Entries from a dataset of interfaces
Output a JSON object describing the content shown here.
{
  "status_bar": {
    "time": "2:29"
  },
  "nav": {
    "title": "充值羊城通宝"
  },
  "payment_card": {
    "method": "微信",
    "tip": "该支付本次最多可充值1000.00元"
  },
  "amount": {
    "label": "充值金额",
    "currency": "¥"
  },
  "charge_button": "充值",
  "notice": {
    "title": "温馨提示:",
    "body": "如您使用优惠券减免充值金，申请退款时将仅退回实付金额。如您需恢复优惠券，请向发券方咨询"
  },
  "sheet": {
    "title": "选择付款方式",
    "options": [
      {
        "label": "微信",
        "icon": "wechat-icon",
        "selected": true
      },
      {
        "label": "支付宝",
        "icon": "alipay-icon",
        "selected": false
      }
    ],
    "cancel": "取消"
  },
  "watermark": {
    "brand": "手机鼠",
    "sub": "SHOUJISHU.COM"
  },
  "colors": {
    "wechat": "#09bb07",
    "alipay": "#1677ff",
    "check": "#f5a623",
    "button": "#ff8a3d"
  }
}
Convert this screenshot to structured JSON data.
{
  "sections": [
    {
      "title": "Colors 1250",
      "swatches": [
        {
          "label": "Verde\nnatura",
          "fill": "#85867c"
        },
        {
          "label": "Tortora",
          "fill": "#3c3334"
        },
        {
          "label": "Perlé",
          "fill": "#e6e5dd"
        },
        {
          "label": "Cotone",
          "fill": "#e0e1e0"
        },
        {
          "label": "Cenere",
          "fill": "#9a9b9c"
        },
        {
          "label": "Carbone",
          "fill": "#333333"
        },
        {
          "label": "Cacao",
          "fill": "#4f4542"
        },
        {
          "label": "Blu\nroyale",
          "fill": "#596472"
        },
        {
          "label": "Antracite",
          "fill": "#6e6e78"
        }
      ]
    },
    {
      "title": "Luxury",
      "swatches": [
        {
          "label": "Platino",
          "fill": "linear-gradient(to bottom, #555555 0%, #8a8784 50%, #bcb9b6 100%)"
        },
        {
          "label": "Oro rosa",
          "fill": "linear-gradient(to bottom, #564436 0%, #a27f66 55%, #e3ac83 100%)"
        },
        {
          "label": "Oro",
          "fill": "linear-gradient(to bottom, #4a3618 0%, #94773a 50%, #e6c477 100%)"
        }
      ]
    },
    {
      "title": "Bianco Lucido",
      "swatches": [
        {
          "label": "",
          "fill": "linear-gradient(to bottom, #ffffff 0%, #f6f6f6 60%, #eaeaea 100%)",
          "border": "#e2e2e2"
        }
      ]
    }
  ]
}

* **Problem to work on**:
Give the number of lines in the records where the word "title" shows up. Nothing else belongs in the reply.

* **Solution for this exercise**:
6